Sign up ×
Stack Overflow is a question and answer site for professional and enthusiast programmers. It's 100% free.

When I send a JSON representation of my entity to the server, how should the payload be delivered ? As far as I see, there are two options:

  1. as an uploaded file
  2. as the content of a POST form data

The first case cannot be performed via AJAX request, as far as I see, but it seems the "right one". Do you know if there's a preferred "de facto" way to perform this task?

share|improve this question

3 Answers 3

You can use the POST method to send whatever data you want, which means, you can load it (the body of the request) with JSON as well and it's perfectly correct. Just make sure your server application is able to decode it - for this you could provide your request with a correct Content-Type header ("application/json" or whatever is the right media type), so the server side knows how to deserialize the payload.

share|improve this answer

You should have no problem posting a JSON entity directly from Javascript. See here for examples on how to do it with jQuery.

I see no advantage to using a Form to post the data.

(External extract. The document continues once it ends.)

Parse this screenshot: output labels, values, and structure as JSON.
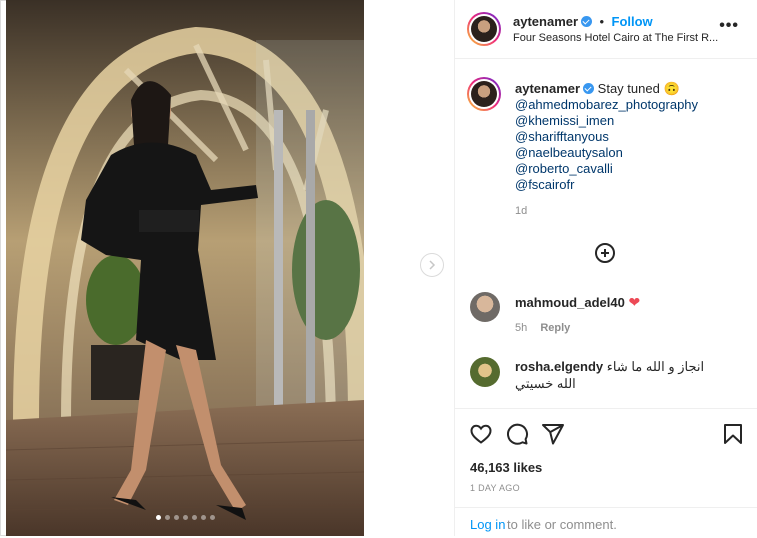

share|improve this answer
What I mean is that accepts data as key/value pairs (serialized or not). This means that these data will appear in request.POST in django, for example, not in request.FILES. In order to set up a file upload it's a much more complex issue. –  Stefano Borini Oct 29 '09 at 1:05
It weird how often frameworks seem to make it more difficult to work with HTTP than accessing it directly. –  Darrel Miller Oct 29 '09 at 1:27

To send raw data as an ajax request with jQuery, use $.ajax() with processData=false and contentType set to whatever you want (application/json in this case.)

Setting processData=false will prevent jQuery from converting data into a form post.

share|improve this answer

Your Answer


By posting your answer, you agree to the privacy policy and terms of service.

Not the answer you're looking for? Browse other questions tagged or ask your own question.